    Thermoacoustic tomography (TAT) is an emerging imaging technique with potential for a wide range of biomedical imaging applications. In this correspondence, we propose an infinite family of weighted expectation maximization (EM) algorithms for reconstruction of images from temporally truncated TAT measurement data. The weighted EM algorithms are equivalent mathematically to the conventional EM algorithm, but are shown to propagate data inconsistencies in different ways. Using simulated and experimental TAT measurement data, we demonstrate that suitable choices of weighted EM algorithms can effectively mitigate image artifacts that are attributable to temporal truncation of the TAT data function. View full abstract»
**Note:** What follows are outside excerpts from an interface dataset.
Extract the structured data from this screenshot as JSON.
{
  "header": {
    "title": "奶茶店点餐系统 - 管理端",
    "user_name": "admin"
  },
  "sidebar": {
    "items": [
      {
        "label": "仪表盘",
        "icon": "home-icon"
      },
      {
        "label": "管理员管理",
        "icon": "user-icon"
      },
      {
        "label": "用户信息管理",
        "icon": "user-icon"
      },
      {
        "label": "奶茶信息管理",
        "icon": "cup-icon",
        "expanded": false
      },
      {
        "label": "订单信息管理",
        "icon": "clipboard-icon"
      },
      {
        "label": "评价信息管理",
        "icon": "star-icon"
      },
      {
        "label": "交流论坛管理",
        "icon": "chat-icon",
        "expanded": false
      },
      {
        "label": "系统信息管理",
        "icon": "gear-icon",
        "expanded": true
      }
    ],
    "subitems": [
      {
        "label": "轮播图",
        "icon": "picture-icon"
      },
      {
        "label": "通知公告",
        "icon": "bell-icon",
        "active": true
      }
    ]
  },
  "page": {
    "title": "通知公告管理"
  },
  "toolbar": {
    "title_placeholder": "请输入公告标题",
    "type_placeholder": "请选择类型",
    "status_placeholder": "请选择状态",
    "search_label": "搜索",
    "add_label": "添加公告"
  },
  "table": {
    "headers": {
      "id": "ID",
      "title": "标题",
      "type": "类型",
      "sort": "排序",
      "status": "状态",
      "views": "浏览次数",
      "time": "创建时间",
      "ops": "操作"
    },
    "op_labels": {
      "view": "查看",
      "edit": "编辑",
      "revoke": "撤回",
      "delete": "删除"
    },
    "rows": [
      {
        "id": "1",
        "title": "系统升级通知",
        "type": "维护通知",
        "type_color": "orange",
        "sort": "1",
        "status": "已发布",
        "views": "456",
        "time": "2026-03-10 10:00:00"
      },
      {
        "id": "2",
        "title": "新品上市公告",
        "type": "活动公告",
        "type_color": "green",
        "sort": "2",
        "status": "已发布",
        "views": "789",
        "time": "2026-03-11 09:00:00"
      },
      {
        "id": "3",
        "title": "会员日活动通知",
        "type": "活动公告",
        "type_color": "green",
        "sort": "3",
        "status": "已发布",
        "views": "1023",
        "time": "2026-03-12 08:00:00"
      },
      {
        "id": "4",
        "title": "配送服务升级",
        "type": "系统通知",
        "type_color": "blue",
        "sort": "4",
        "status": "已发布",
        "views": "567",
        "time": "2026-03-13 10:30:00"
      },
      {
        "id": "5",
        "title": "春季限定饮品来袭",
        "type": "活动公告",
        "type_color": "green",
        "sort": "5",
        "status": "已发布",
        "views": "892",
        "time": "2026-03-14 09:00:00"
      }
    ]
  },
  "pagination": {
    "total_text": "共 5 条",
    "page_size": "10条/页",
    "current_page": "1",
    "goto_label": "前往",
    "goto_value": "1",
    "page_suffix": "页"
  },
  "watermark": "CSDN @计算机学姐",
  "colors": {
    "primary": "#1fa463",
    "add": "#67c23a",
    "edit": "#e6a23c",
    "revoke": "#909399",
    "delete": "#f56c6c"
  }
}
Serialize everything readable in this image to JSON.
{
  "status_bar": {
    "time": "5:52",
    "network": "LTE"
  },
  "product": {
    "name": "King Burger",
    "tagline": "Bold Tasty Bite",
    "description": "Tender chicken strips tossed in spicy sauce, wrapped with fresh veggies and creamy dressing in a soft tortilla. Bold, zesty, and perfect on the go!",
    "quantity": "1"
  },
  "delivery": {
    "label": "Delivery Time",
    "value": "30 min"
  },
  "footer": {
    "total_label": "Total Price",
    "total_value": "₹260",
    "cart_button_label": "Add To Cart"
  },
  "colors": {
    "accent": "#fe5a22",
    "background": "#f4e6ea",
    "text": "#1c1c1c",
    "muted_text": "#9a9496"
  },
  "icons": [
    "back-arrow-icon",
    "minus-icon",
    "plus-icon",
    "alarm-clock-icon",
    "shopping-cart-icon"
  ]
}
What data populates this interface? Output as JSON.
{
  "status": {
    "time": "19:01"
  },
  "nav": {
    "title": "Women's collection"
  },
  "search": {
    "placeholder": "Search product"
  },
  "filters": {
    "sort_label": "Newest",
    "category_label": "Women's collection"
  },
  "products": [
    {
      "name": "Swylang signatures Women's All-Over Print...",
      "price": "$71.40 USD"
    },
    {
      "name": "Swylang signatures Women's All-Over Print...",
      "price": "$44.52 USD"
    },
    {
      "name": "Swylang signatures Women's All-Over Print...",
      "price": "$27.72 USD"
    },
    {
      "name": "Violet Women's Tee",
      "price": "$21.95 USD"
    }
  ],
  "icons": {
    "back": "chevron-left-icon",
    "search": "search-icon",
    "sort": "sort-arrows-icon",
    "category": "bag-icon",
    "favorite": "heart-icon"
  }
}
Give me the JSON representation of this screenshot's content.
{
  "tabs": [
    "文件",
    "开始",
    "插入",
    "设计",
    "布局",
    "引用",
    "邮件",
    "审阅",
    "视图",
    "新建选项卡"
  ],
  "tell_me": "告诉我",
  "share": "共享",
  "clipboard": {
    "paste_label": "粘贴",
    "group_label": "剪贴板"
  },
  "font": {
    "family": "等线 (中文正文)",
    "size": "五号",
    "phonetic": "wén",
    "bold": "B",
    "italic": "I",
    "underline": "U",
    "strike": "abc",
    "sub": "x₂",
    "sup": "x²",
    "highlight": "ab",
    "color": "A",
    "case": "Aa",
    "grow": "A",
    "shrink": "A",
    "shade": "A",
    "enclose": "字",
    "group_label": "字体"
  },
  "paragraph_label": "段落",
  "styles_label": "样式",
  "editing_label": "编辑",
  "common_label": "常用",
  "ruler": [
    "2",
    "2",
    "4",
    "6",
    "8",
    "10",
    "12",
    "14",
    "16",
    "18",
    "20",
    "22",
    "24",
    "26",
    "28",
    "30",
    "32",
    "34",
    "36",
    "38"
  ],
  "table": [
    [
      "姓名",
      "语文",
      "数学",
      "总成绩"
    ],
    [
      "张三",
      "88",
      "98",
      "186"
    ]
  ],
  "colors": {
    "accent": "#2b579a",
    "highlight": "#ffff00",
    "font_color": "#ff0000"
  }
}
    Full text access may be available. Click article title to sign in or learn about subscription options.
  • 27th Annual International Conference of the IEEE Engineering in Medicine and Biology Society

    Page(s): 821 - 825
    Save to Project icon | Request Permissions | PDF file iconPDF (4323 KB)  
    Freely Available from IEEE
  • Special issue on volumetric reconstruction of medical images

    Page(s): 826
    Save to Project icon | Request Permissions | PDF file iconPDF (123 KB)  
    Freely Available from IEEE
  • 2006 IEEE International Symposium on Biomedical Imaging: From Nano to Macro (ISBI'06)

    Page(s): 827
    Save to Project icon | Request Permissions | PDF file iconPDF (568 KB)  
    Freely Available from IEEE
  • IEEE Transactions on Neural Systems & Rehabilitation Engineering search for editor-in-chief

    Page(s): 828
    Save to Project icon | Request Permissions | PDF file iconPDF (93 KB)  
    Freely Available from IEEE
  • IEEE Transactions on Medical Imaging Information for authors

    Page(s): c3
    Save to Project icon | Request Permissions | PDF file iconPDF (27 KB)  
    Freely Available from IEEE

Aims & Scope

IEEE Transactions on Medical Imaging (T-MI) encourages the submission of manuscripts on imaging of body structures, morphology and function, and imaging of microscopic biological entities. The journal publishes original contributions on medical imaging achieved by various modalities, such as ultrasound, X-rays (including CT) magnetic resonance, radionuclides, microwaves, and light, as well as medical image processing and analysis, visualization, pattern recognition, and related methods. Studies involving highly technical perspectives are most welcome. The journal focuses on a unified common ground where instrumentation, systems, components, hardware and software, mathematics and physics contribute to the studies.

Full Aims & Scope

Meet Our Editors

Editor-in-Chief
Milan Sonka
Iowa Institute for Biomedical Imaging
3016B SC, Department of Electrical and Computer Engineering
The University of Iowa
Iowa City, IA  52242  52242  USA
milan-sonka@uiowa.edu